(WHAT YOU SHOULD DO):
Copy every record exactly. Nothing may be skipped.

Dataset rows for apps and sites
-------------------------

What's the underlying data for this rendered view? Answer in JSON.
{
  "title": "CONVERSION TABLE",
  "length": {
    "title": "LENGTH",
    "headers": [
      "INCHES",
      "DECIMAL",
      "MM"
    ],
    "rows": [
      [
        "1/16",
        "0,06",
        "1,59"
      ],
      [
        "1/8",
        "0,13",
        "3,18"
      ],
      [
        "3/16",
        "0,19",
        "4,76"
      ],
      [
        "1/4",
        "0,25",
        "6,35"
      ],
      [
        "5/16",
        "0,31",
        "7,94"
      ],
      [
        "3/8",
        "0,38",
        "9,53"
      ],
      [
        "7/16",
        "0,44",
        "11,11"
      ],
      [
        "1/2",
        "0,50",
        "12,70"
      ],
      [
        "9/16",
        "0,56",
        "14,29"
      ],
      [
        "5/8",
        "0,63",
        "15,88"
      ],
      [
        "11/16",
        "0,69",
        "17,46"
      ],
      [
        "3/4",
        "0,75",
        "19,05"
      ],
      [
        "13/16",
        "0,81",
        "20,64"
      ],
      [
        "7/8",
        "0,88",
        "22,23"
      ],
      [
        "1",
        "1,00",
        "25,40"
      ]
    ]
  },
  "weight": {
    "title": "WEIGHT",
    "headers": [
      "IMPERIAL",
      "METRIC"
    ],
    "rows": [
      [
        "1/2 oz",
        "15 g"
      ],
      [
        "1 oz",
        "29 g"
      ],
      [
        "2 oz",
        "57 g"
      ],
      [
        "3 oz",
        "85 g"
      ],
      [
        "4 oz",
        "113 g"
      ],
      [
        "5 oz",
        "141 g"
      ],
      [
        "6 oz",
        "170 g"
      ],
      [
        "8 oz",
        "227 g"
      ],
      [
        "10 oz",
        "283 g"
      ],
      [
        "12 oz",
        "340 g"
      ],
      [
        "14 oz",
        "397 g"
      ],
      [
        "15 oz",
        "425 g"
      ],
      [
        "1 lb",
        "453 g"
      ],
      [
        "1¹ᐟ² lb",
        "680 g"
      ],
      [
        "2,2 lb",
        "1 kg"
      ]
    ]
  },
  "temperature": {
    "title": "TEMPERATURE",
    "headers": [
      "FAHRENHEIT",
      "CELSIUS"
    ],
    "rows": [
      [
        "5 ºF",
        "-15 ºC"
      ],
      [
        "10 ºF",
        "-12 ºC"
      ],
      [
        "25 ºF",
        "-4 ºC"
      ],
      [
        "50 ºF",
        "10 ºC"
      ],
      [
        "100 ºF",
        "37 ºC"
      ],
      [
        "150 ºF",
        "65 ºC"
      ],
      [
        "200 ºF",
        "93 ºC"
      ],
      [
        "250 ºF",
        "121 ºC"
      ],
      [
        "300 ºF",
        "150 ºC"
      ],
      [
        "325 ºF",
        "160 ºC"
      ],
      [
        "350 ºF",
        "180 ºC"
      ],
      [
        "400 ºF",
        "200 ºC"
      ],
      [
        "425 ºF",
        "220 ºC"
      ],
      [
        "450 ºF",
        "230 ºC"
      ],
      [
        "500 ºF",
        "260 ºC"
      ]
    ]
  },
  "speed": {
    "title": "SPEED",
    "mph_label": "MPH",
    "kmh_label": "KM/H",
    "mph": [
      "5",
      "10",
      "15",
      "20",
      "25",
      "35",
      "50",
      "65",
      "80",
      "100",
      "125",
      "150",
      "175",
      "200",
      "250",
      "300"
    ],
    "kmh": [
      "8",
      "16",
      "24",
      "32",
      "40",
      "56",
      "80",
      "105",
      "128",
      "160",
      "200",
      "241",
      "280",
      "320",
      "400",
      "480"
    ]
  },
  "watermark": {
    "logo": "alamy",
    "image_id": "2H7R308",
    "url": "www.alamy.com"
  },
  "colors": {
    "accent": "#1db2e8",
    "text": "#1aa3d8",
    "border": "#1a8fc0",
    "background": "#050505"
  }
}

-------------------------

(ANSWER TO THIS EXERCISE):
What's the underlying data for this rendered view? Answer in JSON.
{
  "title": "CONVERSION TABLE",
  "length": {
    "title": "LENGTH",
    "headers": [
      "INCHES",
      "DECIMAL",
      "MM"
    ],
    "rows": [
      [
        "1/16",
        "0,06",
        "1,59"
      ],
      [
        "1/8",
        "0,13",
        "3,18"
      ],
      [
        "3/16",
        "0,19",
        "4,76"
      ],
      [
        "1/4",
        "0,25",
        "6,35"
      ],
      [
        "5/16",
        "0,31",
        "7,94"
      ],
      [
        "3/8",
        "0,38",
        "9,53"
      ],
      [
        "7/16",
        "0,44",
        "11,11"
      ],
      [
        "1/2",
        "0,50",
        "12,70"
      ],
      [
        "9/16",
        "0,56",
        "14,29"
      ],
      [
        "5/8",
        "0,63",
        "15,88"
      ],
      [
        "11/16",
        "0,69",
        "17,46"
      ],
      [
        "3/4",
        "0,75",
        "19,05"
      ],
      [
        "13/16",
        "0,81",
        "20,64"
      ],
      [
        "7/8",
        "0,88",
        "22,23"
      ],
      [
        "1",
        "1,00",
        "25,40"
      ]
    ]
  },
  "weight": {
    "title": "WEIGHT",
    "headers": [
      "IMPERIAL",
      "METRIC"
    ],
    "rows": [
      [
        "1/2 oz",
        "15 g"
      ],
      [
        "1 oz",
        "29 g"
      ],
      [
        "2 oz",
        "57 g"
      ],
      [
        "3 oz",
        "85 g"
      ],
      [
        "4 oz",
        "113 g"
      ],
      [
        "5 oz",
        "141 g"
      ],
      [
        "6 oz",
        "170 g"
      ],
      [
        "8 oz",
        "227 g"
      ],
      [
        "10 oz",
        "283 g"
      ],
      [
        "12 oz",
        "340 g"
      ],
      [
        "14 oz",
        "397 g"
      ],
      [
        "15 oz",
        "425 g"
      ],
      [
        "1 lb",
        "453 g"
      ],
      [
        "1¹ᐟ² lb",
        "680 g"
      ],
      [
        "2,2 lb",
        "1 kg"
      ]
    ]
  },
  "temperature": {
    "title": "TEMPERATURE",
    "headers": [
      "FAHRENHEIT",
      "CELSIUS"
    ],
    "rows": [
      [
        "5 ºF",
        "-15 ºC"
      ],
      [
        "10 ºF",
        "-12 ºC"
      ],
      [
        "25 ºF",
        "-4 ºC"
      ],
      [
        "50 ºF",
        "10 ºC"
      ],
      [
        "100 ºF",
        "37 ºC"
      ],
      [
        "150 ºF",
        "65 ºC"
      ],
      [
        "200 ºF",
        "93 ºC"
      ],
      [
        "250 ºF",
        "121 ºC"
      ],
      [
        "300 ºF",
        "150 ºC"
      ],
      [
        "325 ºF",
        "160 ºC"
      ],
      [
        "350 ºF",
        "180 ºC"
      ],
      [
        "400 ºF",
        "200 ºC"
      ],
      [
        "425 ºF",
        "220 ºC"
      ],
      [
        "450 ºF",
        "230 ºC"
      ],
      [
        "500 ºF",
        "260 ºC"
      ]
    ]
  },
  "speed": {
    "title": "SPEED",
    "mph_label": "MPH",
    "kmh_label": "KM/H",
    "mph": [
      "5",
      "10",
      "15",
      "20",
      "25",
      "35",
      "50",
      "65",
      "80",
      "100",
      "125",
      "150",
      "175",
      "200",
      "250",
      "300"
    ],
    "kmh": [
      "8",
      "16",
      "24",
      "32",
      "40",
      "56",
      "80",
      "105",
      "128",
      "160",
      "200",
      "241",
      "280",
      "320",
      "400",
      "480"
    ]
  },
  "watermark": {
    "logo": "alamy",
    "image_id": "2H7R308",
    "url": "www.alamy.com"
  },
  "colors": {
    "accent": "#1db2e8",
    "text": "#1aa3d8",
    "border": "#1a8fc0",
    "background": "#050505"
  }
}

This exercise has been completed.